[Your assignment] Every line of the data below that holds the string "JSON" needs to be reported.

───── Extracted information

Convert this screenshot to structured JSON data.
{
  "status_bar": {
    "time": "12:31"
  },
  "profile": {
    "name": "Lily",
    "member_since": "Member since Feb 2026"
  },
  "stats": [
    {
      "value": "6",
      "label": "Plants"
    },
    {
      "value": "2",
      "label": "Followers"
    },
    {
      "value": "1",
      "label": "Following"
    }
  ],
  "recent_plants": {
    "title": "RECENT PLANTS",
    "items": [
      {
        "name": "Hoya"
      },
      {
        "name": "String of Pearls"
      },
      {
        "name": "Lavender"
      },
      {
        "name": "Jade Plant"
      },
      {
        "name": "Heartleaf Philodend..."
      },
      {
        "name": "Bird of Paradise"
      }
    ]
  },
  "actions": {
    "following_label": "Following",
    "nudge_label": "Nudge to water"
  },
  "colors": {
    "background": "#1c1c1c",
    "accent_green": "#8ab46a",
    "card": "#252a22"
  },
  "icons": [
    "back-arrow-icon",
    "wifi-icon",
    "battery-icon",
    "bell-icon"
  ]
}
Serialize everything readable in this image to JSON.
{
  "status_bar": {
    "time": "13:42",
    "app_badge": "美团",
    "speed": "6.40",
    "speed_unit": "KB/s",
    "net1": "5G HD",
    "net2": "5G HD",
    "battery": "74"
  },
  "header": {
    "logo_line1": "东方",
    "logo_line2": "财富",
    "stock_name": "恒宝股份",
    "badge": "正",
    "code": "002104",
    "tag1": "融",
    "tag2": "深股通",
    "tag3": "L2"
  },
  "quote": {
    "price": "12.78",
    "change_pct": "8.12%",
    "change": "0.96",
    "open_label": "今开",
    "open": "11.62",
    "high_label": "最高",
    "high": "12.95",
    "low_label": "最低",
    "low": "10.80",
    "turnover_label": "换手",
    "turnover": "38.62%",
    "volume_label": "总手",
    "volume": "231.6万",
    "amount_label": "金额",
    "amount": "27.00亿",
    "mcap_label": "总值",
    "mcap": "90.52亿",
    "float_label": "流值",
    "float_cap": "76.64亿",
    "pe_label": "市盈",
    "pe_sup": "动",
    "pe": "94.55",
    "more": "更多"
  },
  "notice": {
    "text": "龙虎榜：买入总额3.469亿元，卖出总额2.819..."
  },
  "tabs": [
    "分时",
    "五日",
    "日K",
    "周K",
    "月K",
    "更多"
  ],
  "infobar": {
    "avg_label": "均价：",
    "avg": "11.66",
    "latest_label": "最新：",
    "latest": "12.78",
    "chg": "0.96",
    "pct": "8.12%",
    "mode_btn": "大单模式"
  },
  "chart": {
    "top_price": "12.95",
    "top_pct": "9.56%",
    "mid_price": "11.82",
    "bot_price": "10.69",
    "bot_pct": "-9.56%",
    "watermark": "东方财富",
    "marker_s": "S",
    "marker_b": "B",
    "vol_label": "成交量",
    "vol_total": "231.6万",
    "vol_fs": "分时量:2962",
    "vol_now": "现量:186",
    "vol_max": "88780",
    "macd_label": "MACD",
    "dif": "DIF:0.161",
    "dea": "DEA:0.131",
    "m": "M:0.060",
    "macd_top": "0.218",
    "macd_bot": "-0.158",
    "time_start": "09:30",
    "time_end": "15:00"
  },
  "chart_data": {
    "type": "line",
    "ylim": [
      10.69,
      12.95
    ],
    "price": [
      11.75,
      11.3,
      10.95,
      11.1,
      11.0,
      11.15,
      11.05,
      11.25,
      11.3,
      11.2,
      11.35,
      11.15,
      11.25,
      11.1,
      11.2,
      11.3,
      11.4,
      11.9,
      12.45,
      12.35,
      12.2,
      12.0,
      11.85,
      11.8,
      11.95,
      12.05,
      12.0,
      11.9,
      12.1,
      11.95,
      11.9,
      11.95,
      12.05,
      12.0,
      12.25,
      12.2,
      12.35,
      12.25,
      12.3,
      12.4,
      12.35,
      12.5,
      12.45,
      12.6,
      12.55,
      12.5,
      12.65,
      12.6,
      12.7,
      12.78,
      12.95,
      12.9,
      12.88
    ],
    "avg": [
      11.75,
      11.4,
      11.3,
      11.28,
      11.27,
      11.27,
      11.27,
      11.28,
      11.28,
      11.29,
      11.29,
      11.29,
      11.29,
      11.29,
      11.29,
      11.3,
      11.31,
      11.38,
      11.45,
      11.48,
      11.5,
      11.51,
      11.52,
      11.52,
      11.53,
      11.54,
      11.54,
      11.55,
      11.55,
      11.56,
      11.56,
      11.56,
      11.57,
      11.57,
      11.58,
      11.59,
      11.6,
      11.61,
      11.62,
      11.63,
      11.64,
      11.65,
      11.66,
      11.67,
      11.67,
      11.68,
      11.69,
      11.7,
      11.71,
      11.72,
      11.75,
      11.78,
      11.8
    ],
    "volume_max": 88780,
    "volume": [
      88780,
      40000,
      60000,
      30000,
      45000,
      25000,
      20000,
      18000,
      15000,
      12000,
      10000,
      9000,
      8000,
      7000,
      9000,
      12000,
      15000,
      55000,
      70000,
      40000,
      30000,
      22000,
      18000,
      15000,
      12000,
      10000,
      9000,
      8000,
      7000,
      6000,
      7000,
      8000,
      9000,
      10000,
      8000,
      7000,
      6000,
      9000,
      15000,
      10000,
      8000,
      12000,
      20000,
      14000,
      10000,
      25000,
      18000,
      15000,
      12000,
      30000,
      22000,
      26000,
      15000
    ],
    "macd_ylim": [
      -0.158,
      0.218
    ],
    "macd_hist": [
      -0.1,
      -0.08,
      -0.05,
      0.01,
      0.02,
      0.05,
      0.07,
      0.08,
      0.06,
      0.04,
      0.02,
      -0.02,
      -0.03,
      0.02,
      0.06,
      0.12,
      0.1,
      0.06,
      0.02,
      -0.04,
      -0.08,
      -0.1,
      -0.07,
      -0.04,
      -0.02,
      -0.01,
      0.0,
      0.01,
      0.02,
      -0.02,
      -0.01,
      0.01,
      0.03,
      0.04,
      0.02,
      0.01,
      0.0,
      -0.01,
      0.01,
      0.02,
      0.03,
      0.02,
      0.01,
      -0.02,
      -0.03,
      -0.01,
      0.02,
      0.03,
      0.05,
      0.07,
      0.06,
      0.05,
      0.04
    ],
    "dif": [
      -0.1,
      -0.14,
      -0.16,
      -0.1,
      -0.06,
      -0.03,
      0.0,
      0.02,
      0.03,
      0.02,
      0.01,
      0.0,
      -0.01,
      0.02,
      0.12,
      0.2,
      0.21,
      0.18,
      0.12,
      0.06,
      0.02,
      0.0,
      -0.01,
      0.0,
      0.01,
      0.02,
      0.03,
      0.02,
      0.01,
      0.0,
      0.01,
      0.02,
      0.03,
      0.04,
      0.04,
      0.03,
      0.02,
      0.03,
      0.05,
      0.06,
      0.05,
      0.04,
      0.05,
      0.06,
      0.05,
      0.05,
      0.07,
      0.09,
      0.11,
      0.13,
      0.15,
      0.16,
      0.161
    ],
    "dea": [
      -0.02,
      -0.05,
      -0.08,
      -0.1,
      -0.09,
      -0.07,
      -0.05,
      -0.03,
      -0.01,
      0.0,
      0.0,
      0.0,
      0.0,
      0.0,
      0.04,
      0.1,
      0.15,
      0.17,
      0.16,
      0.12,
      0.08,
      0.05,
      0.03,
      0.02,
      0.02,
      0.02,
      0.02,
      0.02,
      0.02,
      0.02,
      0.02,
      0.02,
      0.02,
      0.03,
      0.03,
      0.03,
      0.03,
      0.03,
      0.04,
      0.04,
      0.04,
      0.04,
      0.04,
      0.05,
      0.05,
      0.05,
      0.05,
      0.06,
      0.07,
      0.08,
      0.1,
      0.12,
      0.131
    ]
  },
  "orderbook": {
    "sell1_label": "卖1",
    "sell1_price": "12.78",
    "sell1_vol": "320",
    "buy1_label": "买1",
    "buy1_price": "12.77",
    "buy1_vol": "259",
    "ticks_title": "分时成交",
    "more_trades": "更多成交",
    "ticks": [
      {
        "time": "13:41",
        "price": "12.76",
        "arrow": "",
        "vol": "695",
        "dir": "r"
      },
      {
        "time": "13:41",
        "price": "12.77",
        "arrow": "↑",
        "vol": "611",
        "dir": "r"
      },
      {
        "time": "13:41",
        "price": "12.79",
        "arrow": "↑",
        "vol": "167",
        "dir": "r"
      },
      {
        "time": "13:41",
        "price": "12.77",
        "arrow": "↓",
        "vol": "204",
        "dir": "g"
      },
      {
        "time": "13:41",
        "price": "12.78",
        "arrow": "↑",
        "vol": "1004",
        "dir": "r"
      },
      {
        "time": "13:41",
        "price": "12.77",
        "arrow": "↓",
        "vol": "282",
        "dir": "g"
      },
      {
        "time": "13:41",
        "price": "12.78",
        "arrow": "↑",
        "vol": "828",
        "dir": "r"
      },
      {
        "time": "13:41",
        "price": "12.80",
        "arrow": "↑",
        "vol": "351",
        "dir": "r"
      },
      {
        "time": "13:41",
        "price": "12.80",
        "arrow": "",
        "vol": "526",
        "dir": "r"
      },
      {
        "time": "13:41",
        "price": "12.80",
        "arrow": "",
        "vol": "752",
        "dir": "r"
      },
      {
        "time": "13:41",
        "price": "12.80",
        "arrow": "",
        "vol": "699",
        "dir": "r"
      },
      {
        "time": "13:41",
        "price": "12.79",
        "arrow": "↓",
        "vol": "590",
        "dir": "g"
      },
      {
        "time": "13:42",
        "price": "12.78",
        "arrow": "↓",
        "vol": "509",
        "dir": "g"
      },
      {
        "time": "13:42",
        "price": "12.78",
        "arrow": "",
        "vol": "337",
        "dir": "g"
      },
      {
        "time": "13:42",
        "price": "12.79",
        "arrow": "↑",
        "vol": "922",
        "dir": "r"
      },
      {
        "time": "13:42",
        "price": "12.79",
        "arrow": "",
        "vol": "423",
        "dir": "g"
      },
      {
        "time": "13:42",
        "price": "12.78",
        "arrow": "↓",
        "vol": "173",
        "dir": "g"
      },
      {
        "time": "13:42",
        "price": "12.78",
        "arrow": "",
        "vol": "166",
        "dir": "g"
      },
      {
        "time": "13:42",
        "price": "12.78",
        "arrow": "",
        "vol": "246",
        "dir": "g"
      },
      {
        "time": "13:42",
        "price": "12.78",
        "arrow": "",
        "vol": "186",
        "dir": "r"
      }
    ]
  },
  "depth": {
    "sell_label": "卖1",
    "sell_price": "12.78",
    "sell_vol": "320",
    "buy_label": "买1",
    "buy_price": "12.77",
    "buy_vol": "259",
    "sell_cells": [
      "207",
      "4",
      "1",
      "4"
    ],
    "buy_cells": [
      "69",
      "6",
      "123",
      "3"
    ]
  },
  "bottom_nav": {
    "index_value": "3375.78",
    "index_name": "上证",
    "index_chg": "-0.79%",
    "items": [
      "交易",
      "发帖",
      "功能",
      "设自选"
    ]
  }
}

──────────

[Result of the task]
Convert this screenshot to structured JSON data.
Serialize everything readable in this image to JSON.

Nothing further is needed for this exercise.